- **About this exercise**:
Each line of the data below that holds the word "Search" is to be reported in full.

- **Information provided**:
*** Begin section ***

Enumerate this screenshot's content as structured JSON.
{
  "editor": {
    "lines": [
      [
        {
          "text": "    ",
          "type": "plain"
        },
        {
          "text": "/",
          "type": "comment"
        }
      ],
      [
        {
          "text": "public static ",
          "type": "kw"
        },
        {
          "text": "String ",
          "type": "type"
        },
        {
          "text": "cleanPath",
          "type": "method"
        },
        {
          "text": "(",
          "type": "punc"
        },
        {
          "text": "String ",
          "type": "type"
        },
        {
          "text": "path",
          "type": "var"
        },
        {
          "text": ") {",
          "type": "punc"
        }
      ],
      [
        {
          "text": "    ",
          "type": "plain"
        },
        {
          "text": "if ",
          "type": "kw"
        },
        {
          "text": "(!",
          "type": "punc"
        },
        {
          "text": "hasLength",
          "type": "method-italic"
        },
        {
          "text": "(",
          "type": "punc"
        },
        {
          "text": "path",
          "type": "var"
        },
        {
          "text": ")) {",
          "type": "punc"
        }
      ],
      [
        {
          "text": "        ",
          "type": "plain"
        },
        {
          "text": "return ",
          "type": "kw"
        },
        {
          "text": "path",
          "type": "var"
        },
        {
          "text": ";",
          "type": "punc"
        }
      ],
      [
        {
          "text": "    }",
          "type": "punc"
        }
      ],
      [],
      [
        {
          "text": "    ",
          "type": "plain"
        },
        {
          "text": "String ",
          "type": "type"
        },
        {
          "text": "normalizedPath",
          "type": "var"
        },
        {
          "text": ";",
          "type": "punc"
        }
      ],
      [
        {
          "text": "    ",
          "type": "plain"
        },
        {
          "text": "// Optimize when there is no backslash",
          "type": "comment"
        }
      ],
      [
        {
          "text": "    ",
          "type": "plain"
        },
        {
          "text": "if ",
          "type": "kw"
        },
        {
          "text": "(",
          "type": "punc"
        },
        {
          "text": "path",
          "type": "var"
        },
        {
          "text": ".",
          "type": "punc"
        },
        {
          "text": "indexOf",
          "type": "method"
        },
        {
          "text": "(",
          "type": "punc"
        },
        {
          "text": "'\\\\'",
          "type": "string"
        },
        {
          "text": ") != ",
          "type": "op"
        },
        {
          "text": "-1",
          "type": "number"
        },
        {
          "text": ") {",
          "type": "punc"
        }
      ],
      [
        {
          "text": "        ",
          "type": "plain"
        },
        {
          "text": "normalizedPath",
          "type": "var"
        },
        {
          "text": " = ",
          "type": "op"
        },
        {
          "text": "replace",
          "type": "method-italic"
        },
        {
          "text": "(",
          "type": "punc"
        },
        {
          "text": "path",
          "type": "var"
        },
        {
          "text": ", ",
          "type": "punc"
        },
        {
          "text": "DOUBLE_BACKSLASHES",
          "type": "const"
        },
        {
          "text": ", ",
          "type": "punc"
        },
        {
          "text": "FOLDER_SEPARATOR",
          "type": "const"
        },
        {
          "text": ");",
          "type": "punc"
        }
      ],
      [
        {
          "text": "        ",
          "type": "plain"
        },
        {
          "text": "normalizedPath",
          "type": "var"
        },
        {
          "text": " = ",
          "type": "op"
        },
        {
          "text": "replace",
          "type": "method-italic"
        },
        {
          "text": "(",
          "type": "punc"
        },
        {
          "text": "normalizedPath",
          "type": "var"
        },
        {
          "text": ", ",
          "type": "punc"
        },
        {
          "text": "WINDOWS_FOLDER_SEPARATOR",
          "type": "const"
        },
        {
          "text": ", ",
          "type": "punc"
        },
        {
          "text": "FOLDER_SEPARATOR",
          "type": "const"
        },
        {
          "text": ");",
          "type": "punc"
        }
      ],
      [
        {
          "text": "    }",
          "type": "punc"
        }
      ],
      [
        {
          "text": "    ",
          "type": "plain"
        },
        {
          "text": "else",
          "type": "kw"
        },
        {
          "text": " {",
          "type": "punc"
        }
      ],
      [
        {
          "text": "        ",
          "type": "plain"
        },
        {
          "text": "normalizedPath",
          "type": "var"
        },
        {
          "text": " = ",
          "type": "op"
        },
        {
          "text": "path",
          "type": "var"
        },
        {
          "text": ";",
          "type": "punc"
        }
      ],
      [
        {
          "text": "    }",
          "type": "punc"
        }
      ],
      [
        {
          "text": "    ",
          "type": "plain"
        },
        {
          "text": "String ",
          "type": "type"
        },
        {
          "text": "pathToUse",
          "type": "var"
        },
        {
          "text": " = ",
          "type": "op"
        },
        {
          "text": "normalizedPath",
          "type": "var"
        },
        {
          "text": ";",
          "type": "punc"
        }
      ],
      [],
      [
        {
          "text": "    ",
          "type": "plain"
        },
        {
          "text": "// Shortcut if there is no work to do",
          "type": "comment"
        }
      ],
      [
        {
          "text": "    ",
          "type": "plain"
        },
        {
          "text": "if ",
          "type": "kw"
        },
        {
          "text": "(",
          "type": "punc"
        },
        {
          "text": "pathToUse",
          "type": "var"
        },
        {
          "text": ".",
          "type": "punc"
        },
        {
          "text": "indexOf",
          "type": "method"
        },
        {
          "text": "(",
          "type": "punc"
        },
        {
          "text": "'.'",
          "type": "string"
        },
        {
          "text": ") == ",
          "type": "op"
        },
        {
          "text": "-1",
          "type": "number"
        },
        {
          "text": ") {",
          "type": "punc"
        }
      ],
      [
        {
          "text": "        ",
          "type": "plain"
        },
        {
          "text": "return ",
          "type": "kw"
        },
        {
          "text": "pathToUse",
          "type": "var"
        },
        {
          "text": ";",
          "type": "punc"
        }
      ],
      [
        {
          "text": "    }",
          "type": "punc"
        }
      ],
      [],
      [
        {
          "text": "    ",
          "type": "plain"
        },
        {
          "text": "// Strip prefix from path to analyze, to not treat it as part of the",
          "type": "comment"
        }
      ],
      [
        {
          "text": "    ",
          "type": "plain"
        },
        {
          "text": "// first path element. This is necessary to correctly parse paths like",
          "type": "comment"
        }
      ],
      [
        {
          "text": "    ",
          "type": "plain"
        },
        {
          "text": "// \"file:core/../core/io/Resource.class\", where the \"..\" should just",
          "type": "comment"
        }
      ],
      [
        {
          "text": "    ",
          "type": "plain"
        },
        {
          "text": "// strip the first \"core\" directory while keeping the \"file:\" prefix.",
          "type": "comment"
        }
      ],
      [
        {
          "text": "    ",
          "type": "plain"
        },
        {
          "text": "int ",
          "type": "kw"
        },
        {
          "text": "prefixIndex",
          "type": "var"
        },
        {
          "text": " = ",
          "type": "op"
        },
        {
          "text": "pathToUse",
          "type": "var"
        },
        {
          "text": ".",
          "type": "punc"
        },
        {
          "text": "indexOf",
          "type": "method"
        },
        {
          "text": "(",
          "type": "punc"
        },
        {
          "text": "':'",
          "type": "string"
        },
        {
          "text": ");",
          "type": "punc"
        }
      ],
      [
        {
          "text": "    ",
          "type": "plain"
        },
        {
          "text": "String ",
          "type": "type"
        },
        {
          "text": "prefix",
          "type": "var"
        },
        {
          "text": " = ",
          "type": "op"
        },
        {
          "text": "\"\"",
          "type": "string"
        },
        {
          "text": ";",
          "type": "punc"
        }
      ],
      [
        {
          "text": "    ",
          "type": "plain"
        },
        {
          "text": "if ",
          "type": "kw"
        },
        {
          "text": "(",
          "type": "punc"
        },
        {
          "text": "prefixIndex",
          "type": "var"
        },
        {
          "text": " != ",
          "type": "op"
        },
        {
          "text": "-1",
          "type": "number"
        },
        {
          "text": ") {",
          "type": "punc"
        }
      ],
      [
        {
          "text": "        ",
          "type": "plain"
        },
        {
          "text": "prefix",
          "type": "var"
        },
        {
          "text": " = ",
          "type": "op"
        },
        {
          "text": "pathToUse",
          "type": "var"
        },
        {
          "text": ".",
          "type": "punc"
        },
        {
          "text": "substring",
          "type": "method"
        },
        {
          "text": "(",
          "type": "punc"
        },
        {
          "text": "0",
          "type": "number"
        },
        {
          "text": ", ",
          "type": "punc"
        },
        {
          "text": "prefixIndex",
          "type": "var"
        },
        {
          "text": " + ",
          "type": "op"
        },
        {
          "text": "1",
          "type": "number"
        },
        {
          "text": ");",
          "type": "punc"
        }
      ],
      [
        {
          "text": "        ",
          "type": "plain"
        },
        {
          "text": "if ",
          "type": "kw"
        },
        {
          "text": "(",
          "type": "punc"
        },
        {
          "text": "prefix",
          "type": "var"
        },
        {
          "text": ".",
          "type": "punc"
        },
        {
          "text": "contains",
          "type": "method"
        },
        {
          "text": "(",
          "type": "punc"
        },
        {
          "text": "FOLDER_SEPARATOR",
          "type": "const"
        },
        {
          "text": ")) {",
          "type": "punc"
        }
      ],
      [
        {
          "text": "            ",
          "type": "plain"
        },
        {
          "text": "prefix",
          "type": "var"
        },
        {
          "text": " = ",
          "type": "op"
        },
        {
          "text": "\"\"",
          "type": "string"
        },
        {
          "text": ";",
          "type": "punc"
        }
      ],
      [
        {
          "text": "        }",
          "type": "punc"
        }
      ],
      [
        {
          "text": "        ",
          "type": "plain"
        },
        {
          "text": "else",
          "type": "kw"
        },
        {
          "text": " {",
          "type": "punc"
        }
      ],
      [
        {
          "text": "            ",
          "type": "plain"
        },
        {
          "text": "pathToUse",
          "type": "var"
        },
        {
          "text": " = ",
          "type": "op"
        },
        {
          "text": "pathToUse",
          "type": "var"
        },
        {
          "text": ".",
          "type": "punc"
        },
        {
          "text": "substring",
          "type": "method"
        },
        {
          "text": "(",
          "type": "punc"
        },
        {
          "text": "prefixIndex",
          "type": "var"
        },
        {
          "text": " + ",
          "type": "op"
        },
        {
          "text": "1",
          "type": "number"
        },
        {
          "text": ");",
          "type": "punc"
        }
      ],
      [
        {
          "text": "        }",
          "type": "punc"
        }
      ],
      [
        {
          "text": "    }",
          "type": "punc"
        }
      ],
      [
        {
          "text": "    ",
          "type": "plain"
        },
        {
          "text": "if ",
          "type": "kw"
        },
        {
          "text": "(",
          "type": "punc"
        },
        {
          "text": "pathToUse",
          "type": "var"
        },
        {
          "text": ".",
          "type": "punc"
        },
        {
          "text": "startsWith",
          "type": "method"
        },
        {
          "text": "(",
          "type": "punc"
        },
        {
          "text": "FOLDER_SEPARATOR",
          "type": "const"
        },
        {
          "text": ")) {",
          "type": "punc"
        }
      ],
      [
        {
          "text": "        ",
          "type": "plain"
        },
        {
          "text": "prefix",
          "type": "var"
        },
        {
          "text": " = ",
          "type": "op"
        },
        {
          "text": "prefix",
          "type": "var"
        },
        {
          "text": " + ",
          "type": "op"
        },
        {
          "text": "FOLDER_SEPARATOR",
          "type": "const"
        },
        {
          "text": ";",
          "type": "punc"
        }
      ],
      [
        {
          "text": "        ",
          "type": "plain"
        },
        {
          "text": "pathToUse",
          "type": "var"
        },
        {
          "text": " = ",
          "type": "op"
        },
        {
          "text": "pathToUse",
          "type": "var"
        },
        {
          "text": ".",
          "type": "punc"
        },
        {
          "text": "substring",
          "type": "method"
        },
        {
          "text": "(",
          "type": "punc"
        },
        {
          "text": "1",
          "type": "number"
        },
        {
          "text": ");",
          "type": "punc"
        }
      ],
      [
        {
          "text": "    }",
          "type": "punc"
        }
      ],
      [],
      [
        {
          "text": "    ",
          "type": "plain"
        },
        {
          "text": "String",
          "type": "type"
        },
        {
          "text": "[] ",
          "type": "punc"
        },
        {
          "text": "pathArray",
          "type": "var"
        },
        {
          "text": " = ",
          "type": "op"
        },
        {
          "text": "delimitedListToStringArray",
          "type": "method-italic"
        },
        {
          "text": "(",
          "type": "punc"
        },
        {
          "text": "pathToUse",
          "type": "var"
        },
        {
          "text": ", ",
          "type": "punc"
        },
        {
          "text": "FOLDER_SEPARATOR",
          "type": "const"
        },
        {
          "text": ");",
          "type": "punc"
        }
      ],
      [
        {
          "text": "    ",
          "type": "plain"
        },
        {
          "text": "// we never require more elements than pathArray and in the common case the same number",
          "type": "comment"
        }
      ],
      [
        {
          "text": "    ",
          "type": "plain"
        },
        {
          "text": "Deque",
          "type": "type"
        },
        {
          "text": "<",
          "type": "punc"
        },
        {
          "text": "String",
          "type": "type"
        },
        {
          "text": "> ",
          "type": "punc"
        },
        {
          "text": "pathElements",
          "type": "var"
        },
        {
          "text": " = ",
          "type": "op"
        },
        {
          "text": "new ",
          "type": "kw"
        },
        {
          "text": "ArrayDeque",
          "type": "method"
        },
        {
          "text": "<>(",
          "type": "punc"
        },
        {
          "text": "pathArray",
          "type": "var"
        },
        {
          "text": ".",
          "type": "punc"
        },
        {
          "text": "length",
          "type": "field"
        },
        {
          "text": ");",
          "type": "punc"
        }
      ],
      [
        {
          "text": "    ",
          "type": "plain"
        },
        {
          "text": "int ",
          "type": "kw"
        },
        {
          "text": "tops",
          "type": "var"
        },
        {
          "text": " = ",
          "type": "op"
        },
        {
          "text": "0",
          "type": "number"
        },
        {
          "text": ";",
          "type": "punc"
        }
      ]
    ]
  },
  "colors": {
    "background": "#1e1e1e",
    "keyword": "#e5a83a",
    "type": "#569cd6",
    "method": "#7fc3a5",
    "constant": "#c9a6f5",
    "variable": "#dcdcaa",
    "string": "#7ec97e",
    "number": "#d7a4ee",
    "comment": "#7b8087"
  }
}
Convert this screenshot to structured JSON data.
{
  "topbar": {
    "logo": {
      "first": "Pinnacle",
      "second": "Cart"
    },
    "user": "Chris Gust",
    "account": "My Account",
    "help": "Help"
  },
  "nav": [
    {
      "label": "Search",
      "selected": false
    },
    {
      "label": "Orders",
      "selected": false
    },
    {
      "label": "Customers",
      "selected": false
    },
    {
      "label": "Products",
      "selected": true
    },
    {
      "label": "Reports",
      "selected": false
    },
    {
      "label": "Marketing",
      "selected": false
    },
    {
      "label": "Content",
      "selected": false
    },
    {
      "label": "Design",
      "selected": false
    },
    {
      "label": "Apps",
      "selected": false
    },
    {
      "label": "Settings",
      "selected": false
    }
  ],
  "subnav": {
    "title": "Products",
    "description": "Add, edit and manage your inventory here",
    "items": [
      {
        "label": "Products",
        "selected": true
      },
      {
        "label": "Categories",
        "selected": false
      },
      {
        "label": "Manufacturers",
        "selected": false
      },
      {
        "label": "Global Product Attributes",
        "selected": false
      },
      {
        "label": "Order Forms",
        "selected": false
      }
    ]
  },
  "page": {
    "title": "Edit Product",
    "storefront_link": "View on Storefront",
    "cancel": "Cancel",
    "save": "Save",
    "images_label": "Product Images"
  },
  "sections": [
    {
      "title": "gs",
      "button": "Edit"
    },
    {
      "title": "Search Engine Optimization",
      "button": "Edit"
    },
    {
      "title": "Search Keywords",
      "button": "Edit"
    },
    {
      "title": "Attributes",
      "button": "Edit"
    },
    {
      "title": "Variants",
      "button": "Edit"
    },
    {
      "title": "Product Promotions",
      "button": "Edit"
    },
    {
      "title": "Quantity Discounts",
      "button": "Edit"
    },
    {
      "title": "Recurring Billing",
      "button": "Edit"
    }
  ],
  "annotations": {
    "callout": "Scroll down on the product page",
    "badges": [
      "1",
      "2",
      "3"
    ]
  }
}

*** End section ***

- **Response area**:
      "label": "Search",
      "title": "Search Engine Optimization",
      "title": "Search Keywords",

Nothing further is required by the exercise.